The lottery is the big money gambling game in America. It generates over $100 billion in revenue annually for states, and it is a key source of income for many poor families. But critics say that it does more than just raise state coffers; it expands the number of people who gamble, encourages addictive gambling behavior, and contributes to other problems. It is also considered a regressive tax on lower-income groups, and is criticized for being a major driver of illegal gambling.

In some ways, it’s a perfect example of how our society is increasingly based on luck, rather than hard work and responsibility. It is easy to see how lottery players feel that if they buy enough tickets, one of them will eventually win, and that feeling gives hope to all kinds of people. The truth is, however, that the odds of winning a lottery are incredibly low, and winning the jackpot often requires an enormous amount of money and time.

People can try to change their odds by purchasing multiple tickets at once, or focusing on numbers that are common in the lottery. It is also important to avoid choosing numbers that are too close together, or that end in the same digits. Another thing to keep in mind is that you should not choose numbers that have been drawn recently. This is a common mistake that many newcomers to the lottery make, and it will increase your chances of losing.

The concept of drawing lots to make decisions and determine fates has a long history, and is documented in the Bible. It has also been used for commercial purposes, and was a popular way to finance government projects in colonial America, including roads, canals, and churches. A lottery was even used to give away slaves in Maryland during the Civil War.
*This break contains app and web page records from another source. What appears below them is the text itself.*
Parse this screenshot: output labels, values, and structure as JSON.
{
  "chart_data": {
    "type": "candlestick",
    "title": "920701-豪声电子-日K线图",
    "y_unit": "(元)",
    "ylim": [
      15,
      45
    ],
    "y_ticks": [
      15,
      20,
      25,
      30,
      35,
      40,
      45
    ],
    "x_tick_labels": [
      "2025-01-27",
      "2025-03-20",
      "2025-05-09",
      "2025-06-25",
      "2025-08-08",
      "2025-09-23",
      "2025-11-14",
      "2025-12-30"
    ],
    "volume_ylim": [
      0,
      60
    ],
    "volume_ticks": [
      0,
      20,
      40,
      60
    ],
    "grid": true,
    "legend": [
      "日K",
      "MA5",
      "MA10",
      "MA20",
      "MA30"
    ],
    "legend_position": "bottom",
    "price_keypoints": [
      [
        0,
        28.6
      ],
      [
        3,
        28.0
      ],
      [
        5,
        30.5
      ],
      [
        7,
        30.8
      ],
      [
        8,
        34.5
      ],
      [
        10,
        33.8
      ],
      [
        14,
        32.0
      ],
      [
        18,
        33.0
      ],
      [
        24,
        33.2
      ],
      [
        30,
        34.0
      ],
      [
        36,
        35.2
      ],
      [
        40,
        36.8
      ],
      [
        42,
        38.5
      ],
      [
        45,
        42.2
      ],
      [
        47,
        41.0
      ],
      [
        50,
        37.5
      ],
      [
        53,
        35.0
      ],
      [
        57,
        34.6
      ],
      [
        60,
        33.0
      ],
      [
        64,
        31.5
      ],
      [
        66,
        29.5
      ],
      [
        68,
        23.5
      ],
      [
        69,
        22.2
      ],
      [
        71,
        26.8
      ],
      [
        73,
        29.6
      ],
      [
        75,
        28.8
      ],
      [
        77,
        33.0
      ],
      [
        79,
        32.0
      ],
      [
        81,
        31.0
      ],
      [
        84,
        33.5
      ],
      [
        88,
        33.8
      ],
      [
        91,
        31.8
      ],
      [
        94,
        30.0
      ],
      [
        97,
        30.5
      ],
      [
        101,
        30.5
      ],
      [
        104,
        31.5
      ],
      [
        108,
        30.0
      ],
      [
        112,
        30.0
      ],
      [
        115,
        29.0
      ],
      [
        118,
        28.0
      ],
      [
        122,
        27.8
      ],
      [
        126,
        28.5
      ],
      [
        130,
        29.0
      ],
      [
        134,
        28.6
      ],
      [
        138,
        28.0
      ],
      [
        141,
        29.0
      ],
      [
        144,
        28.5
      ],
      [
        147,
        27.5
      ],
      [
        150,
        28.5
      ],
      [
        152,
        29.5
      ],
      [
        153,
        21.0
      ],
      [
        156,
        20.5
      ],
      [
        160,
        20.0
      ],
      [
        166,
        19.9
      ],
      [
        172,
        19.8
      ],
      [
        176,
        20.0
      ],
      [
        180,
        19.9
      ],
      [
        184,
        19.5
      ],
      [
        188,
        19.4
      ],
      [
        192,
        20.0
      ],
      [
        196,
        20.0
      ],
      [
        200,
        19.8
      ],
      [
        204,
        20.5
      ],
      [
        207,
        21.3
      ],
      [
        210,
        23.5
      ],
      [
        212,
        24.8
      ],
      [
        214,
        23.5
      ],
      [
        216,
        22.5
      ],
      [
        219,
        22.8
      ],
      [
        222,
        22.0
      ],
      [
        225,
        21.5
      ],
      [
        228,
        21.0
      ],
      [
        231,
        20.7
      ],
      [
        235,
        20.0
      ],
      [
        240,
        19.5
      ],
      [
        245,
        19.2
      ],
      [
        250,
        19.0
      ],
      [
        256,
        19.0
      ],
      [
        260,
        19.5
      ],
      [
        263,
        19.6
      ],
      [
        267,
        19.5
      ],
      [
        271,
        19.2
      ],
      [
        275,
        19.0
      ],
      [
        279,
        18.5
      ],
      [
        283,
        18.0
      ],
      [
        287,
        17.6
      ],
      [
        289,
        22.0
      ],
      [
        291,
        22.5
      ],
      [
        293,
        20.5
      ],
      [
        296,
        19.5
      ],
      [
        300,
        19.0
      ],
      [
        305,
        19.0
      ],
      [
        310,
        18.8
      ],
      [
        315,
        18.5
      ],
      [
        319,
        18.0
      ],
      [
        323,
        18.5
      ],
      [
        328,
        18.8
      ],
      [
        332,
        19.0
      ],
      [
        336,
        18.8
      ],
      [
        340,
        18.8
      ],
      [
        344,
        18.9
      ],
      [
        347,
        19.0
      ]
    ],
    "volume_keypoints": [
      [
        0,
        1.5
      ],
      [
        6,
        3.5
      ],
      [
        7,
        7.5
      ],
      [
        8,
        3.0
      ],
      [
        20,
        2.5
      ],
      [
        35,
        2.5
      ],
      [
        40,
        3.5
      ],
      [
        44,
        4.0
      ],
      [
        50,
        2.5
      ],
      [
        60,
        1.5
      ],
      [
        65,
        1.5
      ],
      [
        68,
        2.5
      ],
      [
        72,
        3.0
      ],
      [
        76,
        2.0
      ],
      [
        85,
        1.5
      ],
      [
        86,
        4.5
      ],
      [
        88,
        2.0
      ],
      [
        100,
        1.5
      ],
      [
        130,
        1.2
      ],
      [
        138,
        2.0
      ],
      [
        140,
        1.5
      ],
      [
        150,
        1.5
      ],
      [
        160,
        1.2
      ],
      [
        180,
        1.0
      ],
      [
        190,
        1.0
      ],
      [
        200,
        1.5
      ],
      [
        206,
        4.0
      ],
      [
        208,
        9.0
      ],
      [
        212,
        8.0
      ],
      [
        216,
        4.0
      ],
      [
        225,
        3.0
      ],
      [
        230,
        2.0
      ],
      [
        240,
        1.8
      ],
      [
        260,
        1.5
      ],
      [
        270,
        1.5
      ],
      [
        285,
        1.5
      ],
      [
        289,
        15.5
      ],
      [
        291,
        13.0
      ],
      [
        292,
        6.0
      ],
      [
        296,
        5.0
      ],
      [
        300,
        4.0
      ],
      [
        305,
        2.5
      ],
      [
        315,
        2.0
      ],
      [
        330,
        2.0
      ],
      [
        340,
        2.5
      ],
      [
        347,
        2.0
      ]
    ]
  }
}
A large portion of lottery revenue is spent on advertising, but it’s also unclear how much impact this has. When compared to total state revenues and spending, it appears that lottery advertising is a drop in the bucket. Between 1964 and 2019, the total amount of money collected by lotteries was $502 billion, which is a huge sum, but when you look at the overall picture it doesn’t seem to make a difference.
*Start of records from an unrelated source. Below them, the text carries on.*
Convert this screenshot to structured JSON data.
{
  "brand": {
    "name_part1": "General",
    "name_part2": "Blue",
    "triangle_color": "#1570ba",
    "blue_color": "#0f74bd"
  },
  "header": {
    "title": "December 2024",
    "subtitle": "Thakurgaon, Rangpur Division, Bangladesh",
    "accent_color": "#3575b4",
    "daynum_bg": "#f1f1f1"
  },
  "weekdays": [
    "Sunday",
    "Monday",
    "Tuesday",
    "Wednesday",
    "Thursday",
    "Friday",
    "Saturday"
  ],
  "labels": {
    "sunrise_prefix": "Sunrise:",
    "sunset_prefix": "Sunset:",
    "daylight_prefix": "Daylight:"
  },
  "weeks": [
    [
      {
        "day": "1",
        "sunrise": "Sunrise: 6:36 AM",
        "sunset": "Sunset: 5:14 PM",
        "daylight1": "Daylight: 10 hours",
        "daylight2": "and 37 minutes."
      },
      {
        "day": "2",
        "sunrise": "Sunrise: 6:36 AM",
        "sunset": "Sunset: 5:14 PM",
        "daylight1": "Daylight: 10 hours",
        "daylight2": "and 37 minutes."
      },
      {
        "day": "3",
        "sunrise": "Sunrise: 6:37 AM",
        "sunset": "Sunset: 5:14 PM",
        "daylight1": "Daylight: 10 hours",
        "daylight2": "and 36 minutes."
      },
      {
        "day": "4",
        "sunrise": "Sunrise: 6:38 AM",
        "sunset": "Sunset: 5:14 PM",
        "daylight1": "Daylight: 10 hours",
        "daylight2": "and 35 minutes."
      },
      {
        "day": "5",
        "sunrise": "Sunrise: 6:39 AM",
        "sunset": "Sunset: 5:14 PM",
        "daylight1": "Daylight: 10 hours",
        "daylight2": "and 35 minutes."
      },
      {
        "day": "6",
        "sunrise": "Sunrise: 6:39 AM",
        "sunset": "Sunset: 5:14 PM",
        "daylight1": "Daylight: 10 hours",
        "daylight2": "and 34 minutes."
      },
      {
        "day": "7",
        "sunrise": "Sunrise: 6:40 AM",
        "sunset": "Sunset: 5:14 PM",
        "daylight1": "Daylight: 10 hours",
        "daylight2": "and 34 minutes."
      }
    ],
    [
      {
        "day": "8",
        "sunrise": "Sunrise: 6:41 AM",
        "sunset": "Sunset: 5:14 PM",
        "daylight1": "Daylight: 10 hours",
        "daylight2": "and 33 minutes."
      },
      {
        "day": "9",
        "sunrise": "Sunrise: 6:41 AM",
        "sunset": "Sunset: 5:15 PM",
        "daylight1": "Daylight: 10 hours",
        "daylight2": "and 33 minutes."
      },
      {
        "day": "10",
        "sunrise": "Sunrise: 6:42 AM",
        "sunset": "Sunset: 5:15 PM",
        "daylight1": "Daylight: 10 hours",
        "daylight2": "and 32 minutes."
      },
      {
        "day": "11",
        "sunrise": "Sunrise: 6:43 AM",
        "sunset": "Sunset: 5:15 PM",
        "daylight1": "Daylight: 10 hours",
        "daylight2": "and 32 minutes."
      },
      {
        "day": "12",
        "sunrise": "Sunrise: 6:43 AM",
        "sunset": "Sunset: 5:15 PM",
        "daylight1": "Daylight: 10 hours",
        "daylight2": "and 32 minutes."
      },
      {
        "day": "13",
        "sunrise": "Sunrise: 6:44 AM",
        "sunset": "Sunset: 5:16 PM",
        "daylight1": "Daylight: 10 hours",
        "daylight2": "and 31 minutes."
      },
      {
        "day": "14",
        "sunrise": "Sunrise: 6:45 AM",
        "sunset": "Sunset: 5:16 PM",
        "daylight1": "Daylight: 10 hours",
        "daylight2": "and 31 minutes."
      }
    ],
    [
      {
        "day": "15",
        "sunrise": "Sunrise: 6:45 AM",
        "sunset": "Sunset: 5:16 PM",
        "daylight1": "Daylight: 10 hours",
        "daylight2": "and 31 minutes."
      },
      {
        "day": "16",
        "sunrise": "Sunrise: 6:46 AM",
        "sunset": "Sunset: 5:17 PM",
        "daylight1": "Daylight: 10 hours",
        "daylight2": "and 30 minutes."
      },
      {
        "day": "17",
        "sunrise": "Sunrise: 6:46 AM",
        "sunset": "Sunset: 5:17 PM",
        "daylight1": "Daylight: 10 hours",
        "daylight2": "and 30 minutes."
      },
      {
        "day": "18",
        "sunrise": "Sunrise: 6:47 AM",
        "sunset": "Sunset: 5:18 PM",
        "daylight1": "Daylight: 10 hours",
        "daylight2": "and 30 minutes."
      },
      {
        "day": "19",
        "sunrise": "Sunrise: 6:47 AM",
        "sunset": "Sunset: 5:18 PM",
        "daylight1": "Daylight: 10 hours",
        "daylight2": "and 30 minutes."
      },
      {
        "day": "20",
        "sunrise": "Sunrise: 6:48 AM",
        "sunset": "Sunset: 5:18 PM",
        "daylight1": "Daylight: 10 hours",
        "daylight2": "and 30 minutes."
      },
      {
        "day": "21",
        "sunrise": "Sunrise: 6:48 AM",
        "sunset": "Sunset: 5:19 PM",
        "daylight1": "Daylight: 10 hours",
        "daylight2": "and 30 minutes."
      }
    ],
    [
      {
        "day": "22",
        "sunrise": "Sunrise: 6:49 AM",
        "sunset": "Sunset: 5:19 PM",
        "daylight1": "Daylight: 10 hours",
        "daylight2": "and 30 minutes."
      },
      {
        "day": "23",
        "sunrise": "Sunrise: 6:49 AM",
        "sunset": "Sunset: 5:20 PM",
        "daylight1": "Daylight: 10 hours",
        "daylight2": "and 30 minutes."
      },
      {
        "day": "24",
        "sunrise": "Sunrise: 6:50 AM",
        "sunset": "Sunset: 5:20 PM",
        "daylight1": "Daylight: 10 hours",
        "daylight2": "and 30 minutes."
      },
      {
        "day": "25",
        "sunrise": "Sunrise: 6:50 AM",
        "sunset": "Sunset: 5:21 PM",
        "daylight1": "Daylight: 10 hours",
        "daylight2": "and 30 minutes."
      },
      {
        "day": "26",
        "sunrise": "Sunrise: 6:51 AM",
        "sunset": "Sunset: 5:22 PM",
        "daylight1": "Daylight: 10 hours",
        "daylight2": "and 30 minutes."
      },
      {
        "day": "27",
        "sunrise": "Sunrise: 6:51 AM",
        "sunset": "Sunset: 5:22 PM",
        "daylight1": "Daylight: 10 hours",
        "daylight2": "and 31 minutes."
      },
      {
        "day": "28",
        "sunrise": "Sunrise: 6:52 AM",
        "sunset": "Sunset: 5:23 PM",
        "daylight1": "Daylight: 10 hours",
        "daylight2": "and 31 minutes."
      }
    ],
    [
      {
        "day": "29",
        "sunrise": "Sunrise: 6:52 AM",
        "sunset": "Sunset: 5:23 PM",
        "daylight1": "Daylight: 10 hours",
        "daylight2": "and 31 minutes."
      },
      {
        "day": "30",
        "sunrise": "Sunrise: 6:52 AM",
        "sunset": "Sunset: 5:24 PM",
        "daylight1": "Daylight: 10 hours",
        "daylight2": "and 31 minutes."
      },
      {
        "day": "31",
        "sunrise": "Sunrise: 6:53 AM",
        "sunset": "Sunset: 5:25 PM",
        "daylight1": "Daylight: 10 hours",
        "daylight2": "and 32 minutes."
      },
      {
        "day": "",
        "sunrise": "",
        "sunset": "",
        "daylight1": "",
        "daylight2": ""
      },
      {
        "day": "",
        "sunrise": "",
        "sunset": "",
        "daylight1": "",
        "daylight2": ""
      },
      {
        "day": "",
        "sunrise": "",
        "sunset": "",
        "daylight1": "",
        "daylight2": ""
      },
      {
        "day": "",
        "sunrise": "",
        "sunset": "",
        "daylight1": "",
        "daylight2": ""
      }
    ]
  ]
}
The lottery is a complicated phenomenon, and a lot of people are involved in it. It is a massive business that attracts people from all walks of life, and it has the potential to create an amazing life for some people. But, like most things in life, it is not without its critics. People can spend upwards of $100 billion on lottery tickets each year, and yet they still don’t really have a chance to win. It’s important to remember that luck does play a role, but the only way to improve your chances is to study proven lottery strategies and stick to them.